A 150-year-old Collingwood pub reboots with a Latin American menu and the crew from Abbotsford brewery Bodriggy.

The Albion Hotel has loomed large on Smith Street since 1874, but more recently it’s been known as a late-night gambling den called Punter’s Palace. Enter the team from Bodriggy, who swung the doors open on a new era for the pub in December last year after a comprehensive six-month re-do. With an old-school feel but a new-school Latin American menu courtesy of chef Johny Dominguez, and a premium position on one of the best people-watching streets in the inner north, The Albion has become a high-low go-to for a Collingwood set who like their beer local but their oysters aguachile; here’s what to order when you get there, according to owner Pete Walsh.  Beware: some of it is “horribly moreish”.

How about a drink?
One thing I love about The Albion is you can feel the history as soon as you walk in. There would have been a million beers sunk in there over a century or so and there’s something about drinking an ice-cold schooner on Smith Street that can’t be beaten. One of the advantages we have is being able to supply our beers directly from Bodriggy just a few blocks away in Abbotsford. Quite often we’re tapping kegs that were filled that very day, and you can really taste that freshness. After a schooey or two I normally gravitate to our wine list. We’ve collaborated directly with some local wineries in Little Reddie and El’more Wines who’ve made some small-batch, delicious natties specifically for The Albion.

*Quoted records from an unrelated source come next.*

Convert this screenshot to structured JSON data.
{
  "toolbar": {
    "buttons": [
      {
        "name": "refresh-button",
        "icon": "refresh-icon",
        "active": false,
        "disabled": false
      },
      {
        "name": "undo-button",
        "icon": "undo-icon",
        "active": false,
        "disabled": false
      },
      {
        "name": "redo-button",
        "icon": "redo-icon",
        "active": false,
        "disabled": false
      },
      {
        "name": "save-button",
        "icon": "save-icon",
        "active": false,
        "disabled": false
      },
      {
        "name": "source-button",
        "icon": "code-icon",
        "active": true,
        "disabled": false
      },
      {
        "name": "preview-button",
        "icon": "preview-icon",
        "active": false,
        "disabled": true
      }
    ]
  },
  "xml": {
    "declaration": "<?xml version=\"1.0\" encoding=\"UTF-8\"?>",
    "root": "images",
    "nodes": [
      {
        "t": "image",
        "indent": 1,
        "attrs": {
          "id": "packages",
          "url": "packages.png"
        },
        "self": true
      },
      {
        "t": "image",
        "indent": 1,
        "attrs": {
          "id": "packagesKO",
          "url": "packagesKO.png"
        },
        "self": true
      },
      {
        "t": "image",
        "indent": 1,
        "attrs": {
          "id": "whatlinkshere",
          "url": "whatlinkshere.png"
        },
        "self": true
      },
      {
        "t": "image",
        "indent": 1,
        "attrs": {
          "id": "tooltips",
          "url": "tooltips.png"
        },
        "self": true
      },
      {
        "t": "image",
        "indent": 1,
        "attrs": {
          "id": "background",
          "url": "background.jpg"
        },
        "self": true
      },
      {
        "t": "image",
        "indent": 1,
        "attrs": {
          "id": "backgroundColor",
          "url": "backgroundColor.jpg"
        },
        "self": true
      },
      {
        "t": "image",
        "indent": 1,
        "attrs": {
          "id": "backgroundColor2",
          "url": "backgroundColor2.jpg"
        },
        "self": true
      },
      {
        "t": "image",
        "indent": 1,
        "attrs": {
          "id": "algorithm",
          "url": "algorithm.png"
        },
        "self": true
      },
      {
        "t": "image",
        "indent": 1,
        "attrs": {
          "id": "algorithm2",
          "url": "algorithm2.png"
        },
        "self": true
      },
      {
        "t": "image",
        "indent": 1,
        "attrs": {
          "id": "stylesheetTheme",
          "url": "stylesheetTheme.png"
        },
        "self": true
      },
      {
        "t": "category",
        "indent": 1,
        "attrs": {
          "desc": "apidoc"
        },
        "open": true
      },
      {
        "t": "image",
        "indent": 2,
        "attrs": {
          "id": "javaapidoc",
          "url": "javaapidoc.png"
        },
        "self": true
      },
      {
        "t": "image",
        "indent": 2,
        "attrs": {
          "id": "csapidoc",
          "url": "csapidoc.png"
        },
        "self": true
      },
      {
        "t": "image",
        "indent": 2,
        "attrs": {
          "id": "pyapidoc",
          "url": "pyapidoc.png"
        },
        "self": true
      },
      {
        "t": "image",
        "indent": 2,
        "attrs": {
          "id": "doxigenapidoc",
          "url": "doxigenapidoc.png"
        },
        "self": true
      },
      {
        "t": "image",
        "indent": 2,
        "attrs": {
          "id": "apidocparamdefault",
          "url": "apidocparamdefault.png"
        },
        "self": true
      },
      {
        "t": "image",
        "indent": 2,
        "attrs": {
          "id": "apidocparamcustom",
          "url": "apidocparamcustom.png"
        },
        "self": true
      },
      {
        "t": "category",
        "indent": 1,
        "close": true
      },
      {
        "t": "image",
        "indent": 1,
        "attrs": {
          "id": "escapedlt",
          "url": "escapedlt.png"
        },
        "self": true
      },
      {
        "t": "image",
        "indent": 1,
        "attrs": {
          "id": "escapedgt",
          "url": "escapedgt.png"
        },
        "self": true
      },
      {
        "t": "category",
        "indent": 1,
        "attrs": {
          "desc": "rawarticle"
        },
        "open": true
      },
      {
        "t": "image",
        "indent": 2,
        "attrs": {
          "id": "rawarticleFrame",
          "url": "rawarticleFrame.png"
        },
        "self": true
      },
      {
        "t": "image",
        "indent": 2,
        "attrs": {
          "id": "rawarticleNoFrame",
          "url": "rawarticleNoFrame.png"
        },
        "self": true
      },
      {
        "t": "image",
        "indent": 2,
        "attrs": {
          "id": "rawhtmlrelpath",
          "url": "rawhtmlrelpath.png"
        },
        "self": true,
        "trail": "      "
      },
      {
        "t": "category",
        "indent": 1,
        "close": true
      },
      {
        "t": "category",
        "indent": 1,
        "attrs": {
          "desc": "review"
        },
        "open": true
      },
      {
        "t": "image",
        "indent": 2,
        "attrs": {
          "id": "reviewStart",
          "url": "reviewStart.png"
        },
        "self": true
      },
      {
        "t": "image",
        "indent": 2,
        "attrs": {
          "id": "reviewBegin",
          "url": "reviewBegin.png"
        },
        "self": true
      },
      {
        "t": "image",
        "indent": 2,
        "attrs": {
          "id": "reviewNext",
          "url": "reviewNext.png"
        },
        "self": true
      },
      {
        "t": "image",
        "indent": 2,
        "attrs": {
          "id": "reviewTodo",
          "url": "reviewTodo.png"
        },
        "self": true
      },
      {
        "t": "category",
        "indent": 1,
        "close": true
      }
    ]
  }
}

I’m here for a good time not a long time.
You can’t go too far wrong with any of the starter options, but my go-to is the arepa de alambre in combination with the kingfish tiradito. I use the arepa to mop up the leche de tigre sauce from the kingfish and it’s an absolute magic combination; perfect for a quick bite at lunch or sneaky entrée.

Got anything light and fresh?
The oysters aguachile are super zesty and light and delivered daily. I normally knock a few of those down with a crisp prosecco.

What if I like tasty food but don’t eat animals?
The Albion’s best-selling dish is our cauliflower steak, which we drizzle with chimichurri. Apart from the delicious taste, what I love about this dish is we use every component of the plant. The purée comes from the stems and leaves, and then we deep fry the florets and use them as garnish with pickled onions. 

Name the dish that captures the vibe of The Albion Hotel.
Our 12-hour beef brisket torta is always a winner. You need to be willing to get down and dirty a little because of the birria that it comes with it. The secret is to dip and not pour – or alternatively, pack a bib.

Let’s go big. Let’s go crazy. What have you got for me?
The menu at The Albion is made to share, so it’s all about choosing the right combinations. You need to put yourself in a position to consistently have the right vessel to be moping up sauces. To achieve this, I would recommend either starting with the arepa de alambre and kingfish tiradito combination suggested earlier, or alternatively, try the chorizo with the cheese-stuffed jalapeño taco. Then move to a marinated chicken breast in combination with potato fries and the cream de aji amarillo sauce, a Peruvian cheese sauce, because who doesn’t like chicken and chips? You can’t go too far wrong, but as I said, be smart – choose your mopping vessel wisely.

And to close?
I actually couldn’t split our two dessert options, so I would recommend getting both of them to share. The churro ice-cream sandwich is crunchy, hot and gooey and is actually a lovely contrast from the crème brûlée, which is textual, velvety and horribly moreish.

The Albion Hotel, 318 Smith St, Collingwood, (03) 9965 0996. Open daily from noon till late, albionhotel.pub, @albionhotelcollingwood